thesisposted on 06.08.2018 by Tomas Gerlich
In order to distinguish essays and pre-prints from academic theses, we have a separate category. These are often much longer text based documents than a paper.
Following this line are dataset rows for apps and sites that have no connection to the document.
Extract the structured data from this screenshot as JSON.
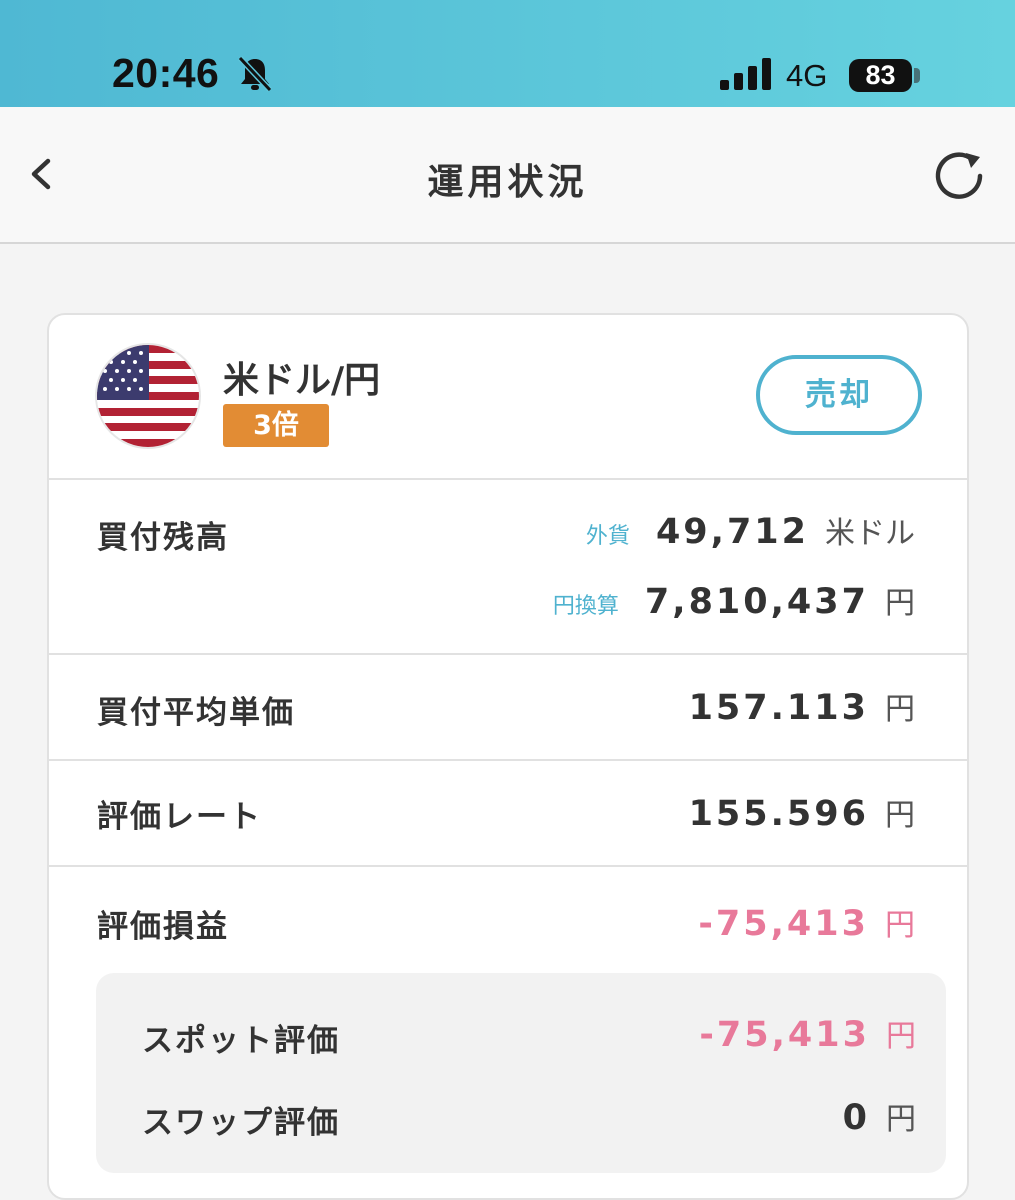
{
  "status_bar": {
    "time": "20:46",
    "network": "4G",
    "battery": "83",
    "icons": [
      "bell-slash-icon",
      "signal-icon"
    ]
  },
  "nav": {
    "title": "運用状況",
    "icons": [
      "chevron-left-icon",
      "refresh-icon"
    ]
  },
  "currency": {
    "pair": "米ドル/円",
    "leverage": "3倍",
    "flag": "us-flag-icon",
    "sell_label": "売却"
  },
  "holdings": {
    "label": "買付残高",
    "foreign_label": "外貨",
    "foreign_value": "49,712",
    "foreign_unit": "米ドル",
    "yen_label": "円換算",
    "yen_value": "7,810,437",
    "yen_unit": "円"
  },
  "avg_price": {
    "label": "買付平均単価",
    "value": "157.113",
    "unit": "円"
  },
  "rate": {
    "label": "評価レート",
    "value": "155.596",
    "unit": "円"
  },
  "pnl": {
    "label": "評価損益",
    "value": "-75,413",
    "unit": "円"
  },
  "spot": {
    "label": "スポット評価",
    "value": "-75,413",
    "unit": "円"
  },
  "swap": {
    "label": "スワップ評価",
    "value": "0",
    "unit": "円"
  },
  "colors": {
    "accent": "#4fb2cf",
    "badge": "#e28c34",
    "negative": "#e8799a",
    "header_gradient_start": "#4fb8d3",
    "header_gradient_end": "#66d2df"
  }
}
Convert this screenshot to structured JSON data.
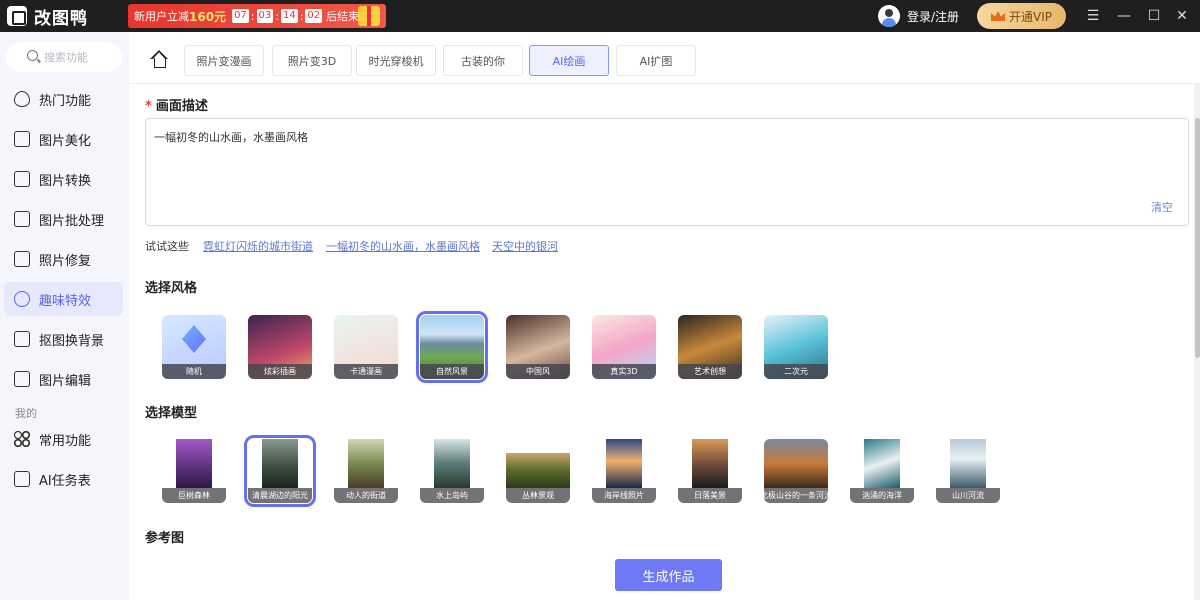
{
  "titlebar": {
    "app_name": "改图鸭",
    "promo": {
      "text_prefix": "新用户立减",
      "amount": "160元",
      "cd1": "07",
      "cd2": "03",
      "cd3": "14",
      "cd4": "02",
      "suffix": "后结束"
    },
    "login_label": "登录/注册",
    "vip_label": "开通VIP",
    "controls": {
      "menu": "☰",
      "minimize": "—",
      "maximize": "☐",
      "close": "✕"
    }
  },
  "sidebar": {
    "search_placeholder": "搜索功能",
    "items": [
      {
        "label": "热门功能",
        "icon": "flame-icon"
      },
      {
        "label": "图片美化",
        "icon": "image-beautify-icon"
      },
      {
        "label": "图片转换",
        "icon": "convert-icon"
      },
      {
        "label": "图片批处理",
        "icon": "batch-icon"
      },
      {
        "label": "照片修复",
        "icon": "repair-icon"
      },
      {
        "label": "趣味特效",
        "icon": "sparkle-icon",
        "active": true
      },
      {
        "label": "抠图换背景",
        "icon": "cutout-icon"
      },
      {
        "label": "图片编辑",
        "icon": "edit-icon"
      }
    ],
    "mine_label": "我的",
    "mine_items": [
      {
        "label": "常用功能",
        "icon": "grid-icon"
      },
      {
        "label": "AI任务表",
        "icon": "task-list-icon"
      }
    ]
  },
  "tabs": [
    "照片变漫画",
    "照片变3D",
    "时光穿梭机",
    "古装的你",
    "AI绘画",
    "AI扩图"
  ],
  "active_tab": "AI绘画",
  "form": {
    "description_label": "画面描述",
    "description_value": "一幅初冬的山水画，水墨画风格",
    "clear_label": "清空",
    "try_label": "试试这些",
    "suggestions": [
      "霓虹灯闪烁的城市街道",
      "一幅初冬的山水画，水墨画风格",
      "天空中的银河"
    ],
    "style_label": "选择风格",
    "styles": [
      "随机",
      "炫彩插画",
      "卡通漫画",
      "自然风景",
      "中国风",
      "真实3D",
      "艺术创想",
      "二次元"
    ],
    "selected_style": "自然风景",
    "model_label": "选择模型",
    "models": [
      "巨树森林",
      "清晨湖边的阳光",
      "动人的街道",
      "水上岛屿",
      "丛林景观",
      "海岸线照片",
      "日落美景",
      "北极山谷的一条河流",
      "汹涌的海洋",
      "山川河流"
    ],
    "selected_model": "清晨湖边的阳光",
    "reference_label": "参考图",
    "generate_label": "生成作品"
  },
  "colors": {
    "accent": "#6e79f3",
    "titlebar": "#1f1f1f",
    "promo": "#e8352f",
    "vip": "#e7b76b"
  }
}
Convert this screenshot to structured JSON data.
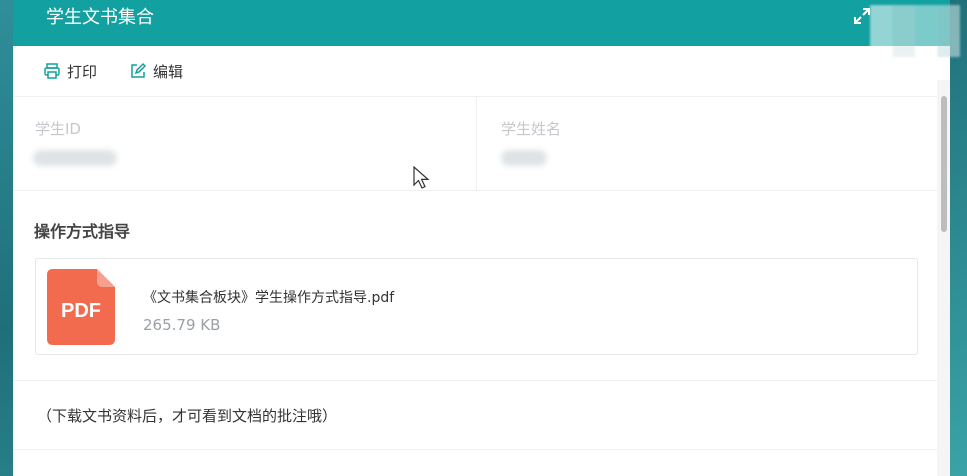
{
  "modal": {
    "title": "学生文书集合"
  },
  "toolbar": {
    "print_label": "打印",
    "edit_label": "编辑"
  },
  "info": {
    "student_id_label": "学生ID",
    "student_name_label": "学生姓名"
  },
  "guide": {
    "section_title": "操作方式指导",
    "file": {
      "name": "《文书集合板块》学生操作方式指导.pdf",
      "size": "265.79 KB",
      "icon_text": "PDF",
      "icon": "pdf-file-icon"
    }
  },
  "note": "（下载文书资料后，才可看到文档的批注哦）",
  "colors": {
    "header": "#12a0a0",
    "pdf_icon": "#f26b4f",
    "accent_icon": "#12a0a0"
  }
}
Optical flow is a fundamental problem in computer vision. Given a pair of image frames from a video source, the objective is to estimate the movement, or translation of pixels in the second image with respect to the first image. Various scene understanding applications rely on accurate optical flow estimation which is often built into early stages of their computation pipelines. Our primary focus is on enabling traffic monitoring applications where optical flow can be used to track vehicles in traffic imagery capturing urban roads or highways. Optical flow has been studied extensively in the past, however estimating flow fields in realistic scenes containing large distance motion along with textureless regions, specular reflections or shadows, remains a challenging problem. Because optical flow is an under-constrained problem, the large number of methods often differ in at least two respects: the specification of the smoothness constraint in the solution and the associated minimization procedure to reach a near global optimum. In this dissertation, we approach the optical flow problem by leveraging prior knowledge of the types of motions expected to be observed in traffic imagery. In particular, vehicles follow rigid motion with a small inter-frame rotation component. We take advantage of projective geometry constraints, where an estimate of the epipolar geometry of each motion allows us to reduce the search space for pixel correspondences from a 2D plane to a 1D line. We present a novel optical flow algorithm and show that embedding epipolar constraints within the flow estimation procedure yields significantly more accurate optical flow estimates compared to state-of-the-art general purpose algorithms. We evaluate the algorithm on our novel benchmark dataset with precise ground truth and on imagery from real traffic cameras.